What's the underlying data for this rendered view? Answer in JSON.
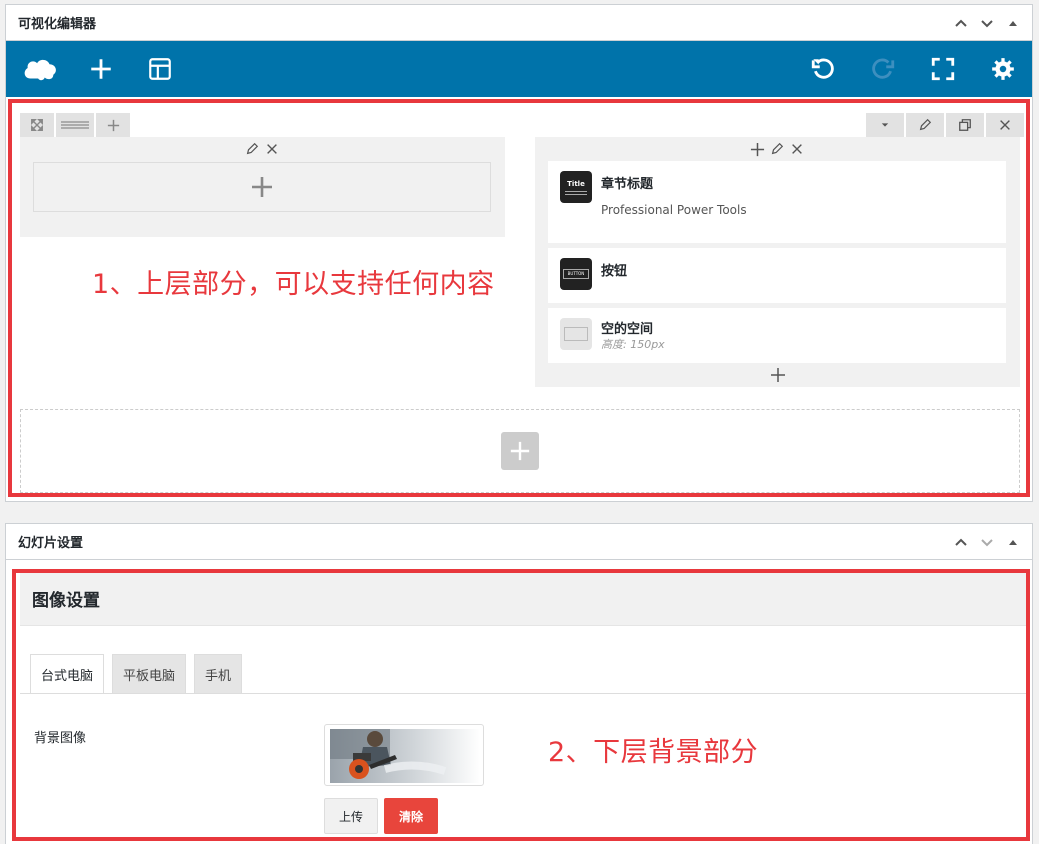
{
  "panel1": {
    "title": "可视化编辑器",
    "controls": [
      "chevron-up-icon",
      "chevron-down-icon",
      "triangle-up-icon"
    ]
  },
  "toolbar": {
    "colors": {
      "background": "#0073aa",
      "icon": "#ffffff",
      "disabled_icon": "#3d8fbf"
    },
    "left_buttons": [
      "logo-cloud-icon",
      "add-icon",
      "layout-icon"
    ],
    "right_buttons": [
      "undo-icon",
      "redo-icon",
      "fullscreen-icon",
      "settings-icon"
    ]
  },
  "builder": {
    "row_tools_left": [
      "move-icon",
      "columns-icon",
      "plus-icon"
    ],
    "row_tools_right": [
      "dropdown-caret-icon",
      "pencil-icon",
      "duplicate-icon",
      "close-icon"
    ],
    "widgets": [
      {
        "name": "章节标题",
        "sub": "Professional Power Tools",
        "icon_text": "Title"
      },
      {
        "name": "按钮",
        "sub": "",
        "icon_text": "BUTTON"
      },
      {
        "name": "空的空间",
        "sub": "高度: 150px",
        "icon_text": ""
      }
    ],
    "annotation": "1、上层部分，可以支持任何内容"
  },
  "panel2": {
    "title": "幻灯片设置",
    "controls": [
      "chevron-up-icon",
      "chevron-down-icon",
      "triangle-up-icon"
    ],
    "section_title": "图像设置",
    "tabs": [
      "台式电脑",
      "平板电脑",
      "手机"
    ],
    "active_tab": "台式电脑",
    "field_label": "背景图像",
    "upload_label": "上传",
    "clear_label": "清除",
    "annotation": "2、下层背景部分"
  },
  "accent_red": "#e8383d"
}
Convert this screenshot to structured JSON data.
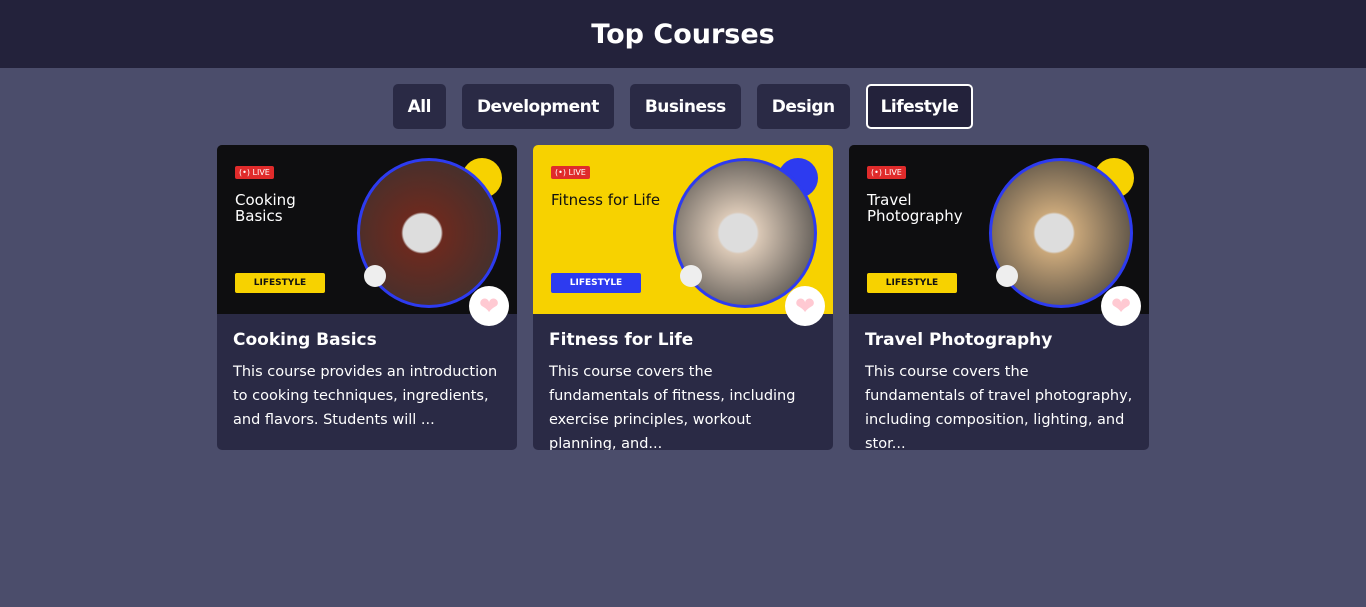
{
  "header": {
    "title": "Top Courses"
  },
  "filters": [
    {
      "label": "All"
    },
    {
      "label": "Development"
    },
    {
      "label": "Business"
    },
    {
      "label": "Design"
    },
    {
      "label": "Lifestyle",
      "active": true
    }
  ],
  "live_label": "(•) LIVE",
  "courses": [
    {
      "title": "Cooking Basics",
      "thumb_title": "Cooking Basics",
      "category": "LIFESTYLE",
      "description": "This course provides an introduction to cooking techniques, ingredients, and flavors. Students will ...",
      "bg": "#0e0e10",
      "text": "#ffffff",
      "tag_bg": "#f7d200",
      "tag_text": "#111111",
      "photo": "#6b2a1f"
    },
    {
      "title": "Fitness for Life",
      "thumb_title": "Fitness for Life",
      "category": "LIFESTYLE",
      "description": "This course covers the fundamentals of fitness, including exercise principles, workout planning, and...",
      "bg": "#f7d200",
      "text": "#111111",
      "tag_bg": "#2d3bf0",
      "tag_text": "#ffffff",
      "photo": "#d9c7b5"
    },
    {
      "title": "Travel Photography",
      "thumb_title": "Travel Photography",
      "category": "LIFESTYLE",
      "description": "This course covers the fundamentals of travel photography, including composition, lighting, and stor...",
      "bg": "#0e0e10",
      "text": "#ffffff",
      "tag_bg": "#f7d200",
      "tag_text": "#111111",
      "photo": "#c9a77a"
    }
  ],
  "colors": {
    "accent_yellow": "#f7d200",
    "accent_blue": "#2d3bf0",
    "heart": "#ffc9d2"
  }
}
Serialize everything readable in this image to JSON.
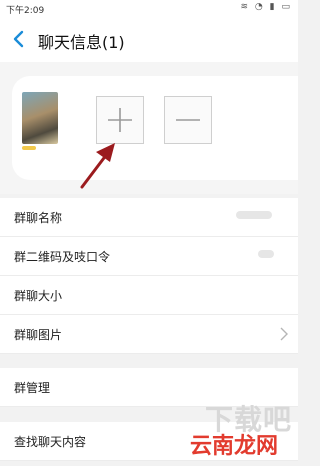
{
  "status_bar": {
    "time": "下午2:09",
    "icons": [
      "wifi-icon",
      "alarm-icon",
      "signal-icon",
      "battery-icon"
    ]
  },
  "header": {
    "title": "聊天信息(1)"
  },
  "members": {
    "add_label": "+",
    "remove_label": "−"
  },
  "settings": {
    "items": [
      {
        "label": "群聊名称"
      },
      {
        "label": "群二维码及吱口令"
      },
      {
        "label": "群聊大小"
      },
      {
        "label": "群聊图片"
      },
      {
        "label": "群管理"
      },
      {
        "label": "查找聊天内容"
      }
    ]
  },
  "watermark": {
    "top": "下载吧",
    "main": "云南龙网"
  },
  "colors": {
    "accent": "#1a8cd8",
    "arrow": "#9b1b1e"
  }
}
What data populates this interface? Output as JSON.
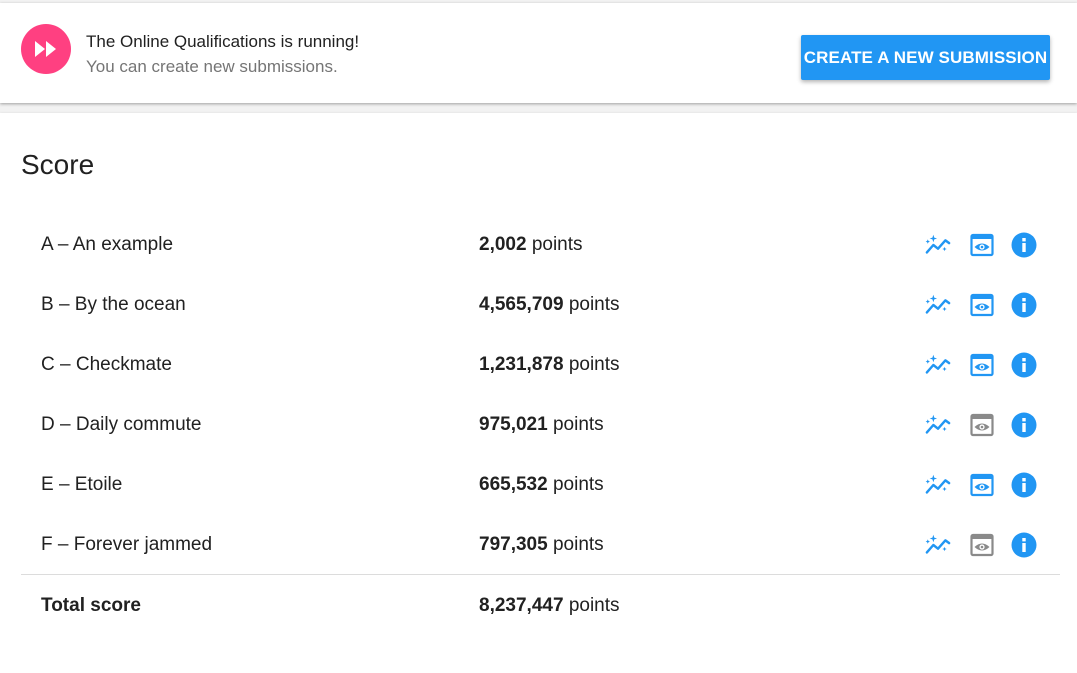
{
  "banner": {
    "title": "The Online Qualifications is running!",
    "subtitle": "You can create new submissions.",
    "icon": "fast-forward-icon",
    "create_button_label": "CREATE A NEW SUBMISSION"
  },
  "colors": {
    "accent": "#2196f3",
    "banner_icon_bg": "#ff4081",
    "view_disabled": "#8a8a8a"
  },
  "score": {
    "title": "Score",
    "unit": "points",
    "rows": [
      {
        "name": "A – An example",
        "score": "2,002",
        "view_enabled": true
      },
      {
        "name": "B – By the ocean",
        "score": "4,565,709",
        "view_enabled": true
      },
      {
        "name": "C – Checkmate",
        "score": "1,231,878",
        "view_enabled": true
      },
      {
        "name": "D – Daily commute",
        "score": "975,021",
        "view_enabled": false
      },
      {
        "name": "E – Etoile",
        "score": "665,532",
        "view_enabled": true
      },
      {
        "name": "F – Forever jammed",
        "score": "797,305",
        "view_enabled": false
      }
    ],
    "total_label": "Total score",
    "total_score": "8,237,447"
  }
}
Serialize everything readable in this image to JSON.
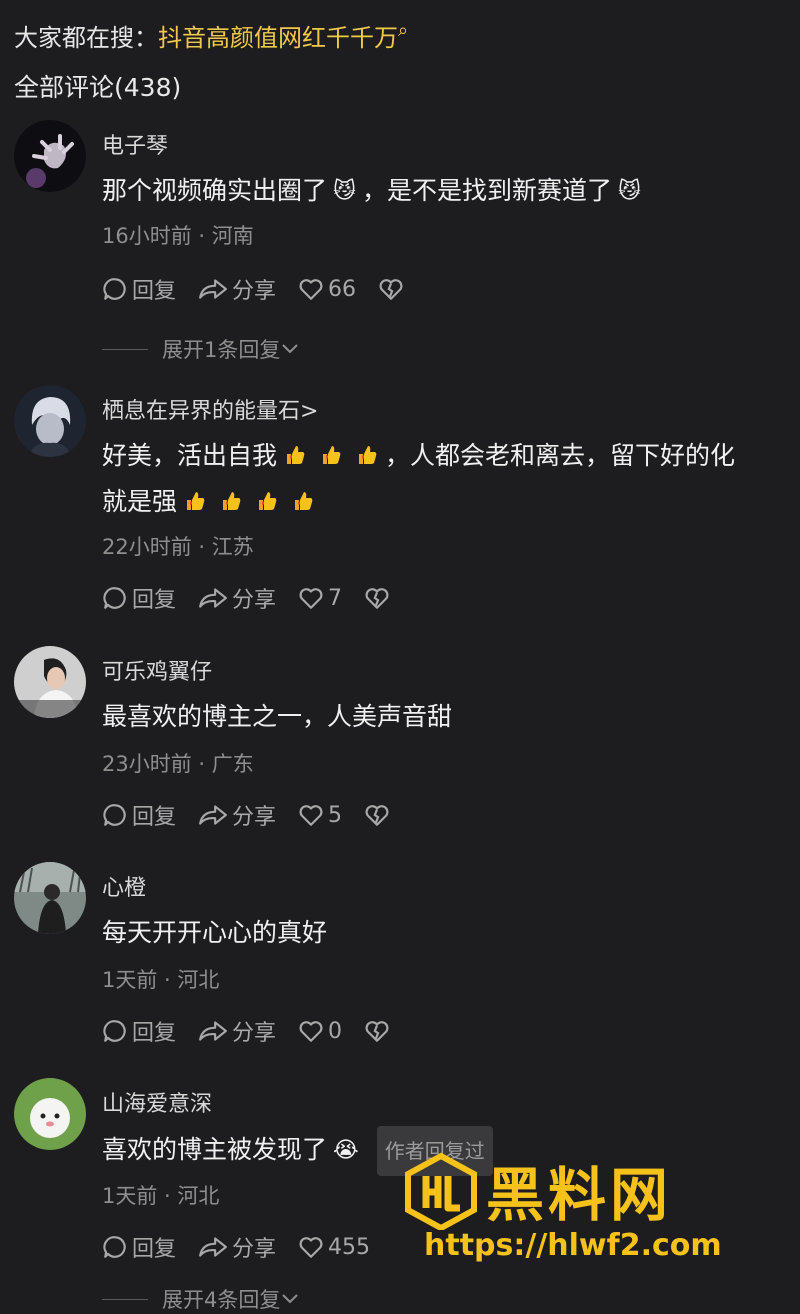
{
  "header": {
    "search_prefix": "大家都在搜：",
    "search_hot": "抖音高颜值网红千千万",
    "comment_count": "全部评论(438)"
  },
  "comments": [
    {
      "username": "电子琴",
      "text_a": "那个视频确实出圈了",
      "emoji_a": "😼",
      "text_b": "，是不是找到新赛道了",
      "emoji_b": "😼",
      "meta": "16小时前 · 河南",
      "reply_label": "回复",
      "share_label": "分享",
      "likes": "66",
      "expand": "展开1条回复"
    },
    {
      "username": "栖息在异界的能量石>",
      "text_a": "好美，活出自我",
      "text_b": "，人都会老和离去，留下好的化",
      "text_c": "就是强",
      "meta": "22小时前 · 江苏",
      "reply_label": "回复",
      "share_label": "分享",
      "likes": "7"
    },
    {
      "username": "可乐鸡翼仔",
      "text_a": "最喜欢的博主之一，人美声音甜",
      "meta": "23小时前 · 广东",
      "reply_label": "回复",
      "share_label": "分享",
      "likes": "5"
    },
    {
      "username": "心橙",
      "text_a": "每天开开心心的真好",
      "meta": "1天前 · 河北",
      "reply_label": "回复",
      "share_label": "分享",
      "likes": "0"
    },
    {
      "username": "山海爱意深",
      "text_a": "喜欢的博主被发现了",
      "emoji_a": "😭",
      "author_tag": "作者回复过",
      "meta": "1天前 · 河北",
      "reply_label": "回复",
      "share_label": "分享",
      "likes": "455",
      "expand": "展开4条回复"
    }
  ],
  "watermark": {
    "title": "黑料网",
    "url": "https://hlwf2.com"
  },
  "colors": {
    "background": "#1d1d1f",
    "accent": "#f1c94a",
    "watermark": "#f6c21a"
  }
}
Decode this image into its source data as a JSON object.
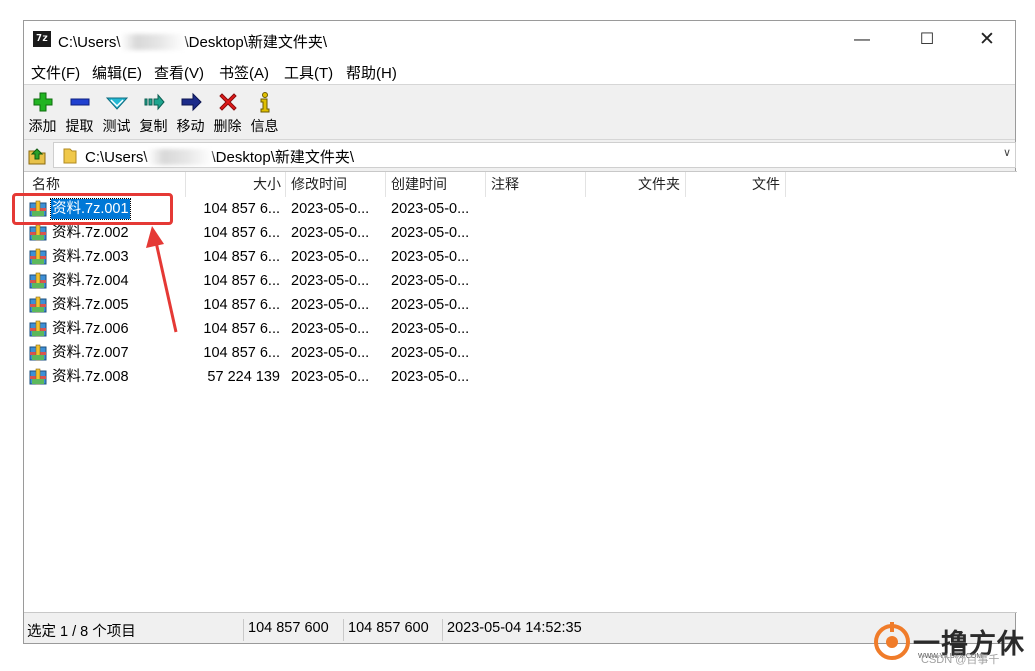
{
  "window": {
    "title_prefix": "C:\\Users\\",
    "title_suffix": "\\Desktop\\新建文件夹\\",
    "app_icon_text": "7z",
    "controls": {
      "minimize": "—",
      "maximize": "☐",
      "close": "✕"
    }
  },
  "menu": [
    "文件(F)",
    "编辑(E)",
    "查看(V)",
    "书签(A)",
    "工具(T)",
    "帮助(H)"
  ],
  "toolbar": [
    {
      "label": "添加",
      "icon": "add-plus-icon",
      "color": "#1ea81e"
    },
    {
      "label": "提取",
      "icon": "extract-minus-icon",
      "color": "#1a3bc7"
    },
    {
      "label": "测试",
      "icon": "test-check-icon",
      "color": "#19a9c4"
    },
    {
      "label": "复制",
      "icon": "copy-arrow-icon",
      "color": "#1c9c8c"
    },
    {
      "label": "移动",
      "icon": "move-arrow-icon",
      "color": "#1c2b8a"
    },
    {
      "label": "删除",
      "icon": "delete-x-icon",
      "color": "#e01818"
    },
    {
      "label": "信息",
      "icon": "info-icon",
      "color": "#d8b800"
    }
  ],
  "address": {
    "prefix": "C:\\Users\\",
    "suffix": "\\Desktop\\新建文件夹\\"
  },
  "columns": [
    "名称",
    "大小",
    "修改时间",
    "创建时间",
    "注释",
    "文件夹",
    "文件"
  ],
  "files": [
    {
      "name": "资料.7z.001",
      "size": "104 857 6...",
      "modified": "2023-05-0...",
      "created": "2023-05-0...",
      "selected": true
    },
    {
      "name": "资料.7z.002",
      "size": "104 857 6...",
      "modified": "2023-05-0...",
      "created": "2023-05-0..."
    },
    {
      "name": "资料.7z.003",
      "size": "104 857 6...",
      "modified": "2023-05-0...",
      "created": "2023-05-0..."
    },
    {
      "name": "资料.7z.004",
      "size": "104 857 6...",
      "modified": "2023-05-0...",
      "created": "2023-05-0..."
    },
    {
      "name": "资料.7z.005",
      "size": "104 857 6...",
      "modified": "2023-05-0...",
      "created": "2023-05-0..."
    },
    {
      "name": "资料.7z.006",
      "size": "104 857 6...",
      "modified": "2023-05-0...",
      "created": "2023-05-0..."
    },
    {
      "name": "资料.7z.007",
      "size": "104 857 6...",
      "modified": "2023-05-0...",
      "created": "2023-05-0..."
    },
    {
      "name": "资料.7z.008",
      "size": "57 224 139",
      "modified": "2023-05-0...",
      "created": "2023-05-0..."
    }
  ],
  "status": {
    "selection": "选定 1 / 8 个项目",
    "size": "104 857 600",
    "packed_size": "104 857 600",
    "date": "2023-05-04 14:52:35"
  },
  "watermark": {
    "text": "一撸方休",
    "url": "WWW.YILUFX.COM",
    "credit": "CSDN @百事千"
  },
  "colors": {
    "selection": "#0078d7",
    "annotation": "#e53935",
    "watermark_orange": "#f07c2a"
  }
}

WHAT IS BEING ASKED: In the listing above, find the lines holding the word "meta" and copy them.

TASK SOLUTION:
      "meta": "16小时前 · 河南",
      "meta": "22小时前 · 江苏",
      "meta": "23小时前 · 广东",
      "meta": "1天前 · 河北",
      "meta": "1天前 · 河北",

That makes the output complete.